For some reason, Del Rey used a totally different approach to market the sequel, Half the World. Last year, the Advance Reading Copy I was forwarded contained absolutely no mention that Half a King was even aimed at a younger audience. But for Half the World, the American edition does mention that this new novel will appeal to YA fans and teen readers. Which kind of scared me, for I was afraid that this would be the least Abercrombie-esque work of the author. Reaching the book's ending left me perplexed as to this different marketing approach, for Half the World was no less dark and violent than its predecessor.
Here's the blurb:
Sometimes a girl is touched by Mother War. Thorn is such a girl. Desperate to avenge her dead father, she lives to fight. But she has been named a murderer by the very man who trained her to kill. Sometimes a woman becomes a warrior. She finds herself caught up in the schemes of Father Yarvi, Gettland’s deeply cunning minister. Crossing half the world to find allies against the ruthless High King, she learns harsh lessons of blood and deceit. Sometimes a warrior becomes a weapon. Beside her on the journey is Brand, a young warrior who hates to kill, a failure in his eyes and hers, but with one chance at redemption. And weapons are made for one purpose. Will Thorn forever be a pawn in the hands of the powerful, or can she carve her own path?
Half a King was a rather slim volume, the shortest written by Abercrombie thus far. The smaller wordcount precluded much in the way of worldbuilding. This sequel is about a hundred pages longer, which is great. That and the presence of a map of the Shattered Sea help readers visualize the various kingdoms and flesh out the land. The cast's long voyage throughout a variety of countries and locales permits readers to find out a lot more about the universe. A few tantalizing glimpses of elf relics and technology hint that this tale might be taking place in a far-future dystopian Earth. It will be interesting to see if Abercrombie will shine some light on the elves and how they disappeared from the world in the third installment. The longer length of this work allowed Abercrombie to imbue this one with more depth than its predecessor, true, yet it features the same tighter focus on the narrative that made Half a King so enjoyable. This keeps the pace crisp and this one is as much of a page-turner as the first volume.
The characterization was fantastic in Half a King and I was looking forward to discovering the cast of this new book. Familiar faces such as Father Yarvi, Rulf, and Sumael return in this sequel. It was fun to see how they have evolved as characters and where fate has taken them. Half the World features two main protagonists: Thorn and Brand. The role reversal, with Thorn being the extremely badass girl trained to be a weapon and Brand as the more thoughtful and quiet yet incredibly strong boy, is clichéd through and through. And yet, I was expecting Joe Abercrombie to use our own preconceptions against us, the way he has often done in the past, and surprise us when we least expected it. Sadly, this was not the case and you can see where the story is going from a mile away. That was a disappointment, to be sure. It's not that Thorn and Brand aren't three-dimensional characters. Both are genuine and well-designed protagonists who have been dealt a bad hand and who attempt to go through life as best they can. Both are characters you can easily root for. Trouble is, you know exactly how their fates are intertwined from the very beginning and the culmination of that particular plotline was so predictable as to be dismaying when everything occurred just the way you thought it would. Maybe that's why Half the World is billed as YA? I have no idea. . .
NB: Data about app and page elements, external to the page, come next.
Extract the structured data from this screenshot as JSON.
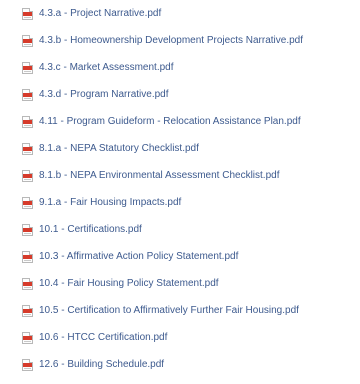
{
  "files": [
    {
      "label": "4.3.a - Project Narrative.pdf",
      "icon": "pdf-file-icon"
    },
    {
      "label": "4.3.b - Homeownership Development Projects Narrative.pdf",
      "icon": "pdf-file-icon"
    },
    {
      "label": "4.3.c - Market Assessment.pdf",
      "icon": "pdf-file-icon"
    },
    {
      "label": "4.3.d - Program Narrative.pdf",
      "icon": "pdf-file-icon"
    },
    {
      "label": "4.11 - Program Guideform - Relocation Assistance Plan.pdf",
      "icon": "pdf-file-icon"
    },
    {
      "label": "8.1.a - NEPA Statutory Checklist.pdf",
      "icon": "pdf-file-icon"
    },
    {
      "label": "8.1.b - NEPA Environmental Assessment Checklist.pdf",
      "icon": "pdf-file-icon"
    },
    {
      "label": "9.1.a - Fair Housing Impacts.pdf",
      "icon": "pdf-file-icon"
    },
    {
      "label": "10.1 - Certifications.pdf",
      "icon": "pdf-file-icon"
    },
    {
      "label": "10.3 - Affirmative Action Policy Statement.pdf",
      "icon": "pdf-file-icon"
    },
    {
      "label": "10.4 - Fair Housing Policy Statement.pdf",
      "icon": "pdf-file-icon"
    },
    {
      "label": "10.5 - Certification to Affirmatively Further Fair Housing.pdf",
      "icon": "pdf-file-icon"
    },
    {
      "label": "10.6 - HTCC Certification.pdf",
      "icon": "pdf-file-icon"
    },
    {
      "label": "12.6 - Building Schedule.pdf",
      "icon": "pdf-file-icon"
    }
  ],
  "colors": {
    "link": "#3d5a8e",
    "pdf_red": "#d63a2a",
    "background": "#ffffff"
  }
}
As was the case with the first installment, though there are no major changes in terms of style and tone compared to the author's "adult" works, Half the World is different to a certain extent. The wit, cynicism, and dark humor that characterize Abercrombie's backlist are all present, if a little subdued. Unlike Half a King, this one does feature sex, however. Once more, the violence is not as graphic as usual, with less blood and gore. Half the World is definitely a Joe Abercrombie novel, but again it shows a more self-restrained Joe Abercrombie, one that pulls some of his punches and doesn't go all out the way he did in books like A Red Country and The Heroes. As such, Half the World, although it is a good read, doesn't satisfy the way the grimdark Abercrombie titles habitually do.
Even though some storylines are relatively predictable, as is usually his wont Joe Abercrombie pulls a few unanticipated surprises out of his hat, especially at the end. All in all, Half the World may be a bit weaker than its predecessor, but the novel is nevertheless a worthy addition to this new trilogy and it does set the stage for what should be a very good third and final volume. I'm really looking forward to discovering how Abercrombie will bring this one to a close next year!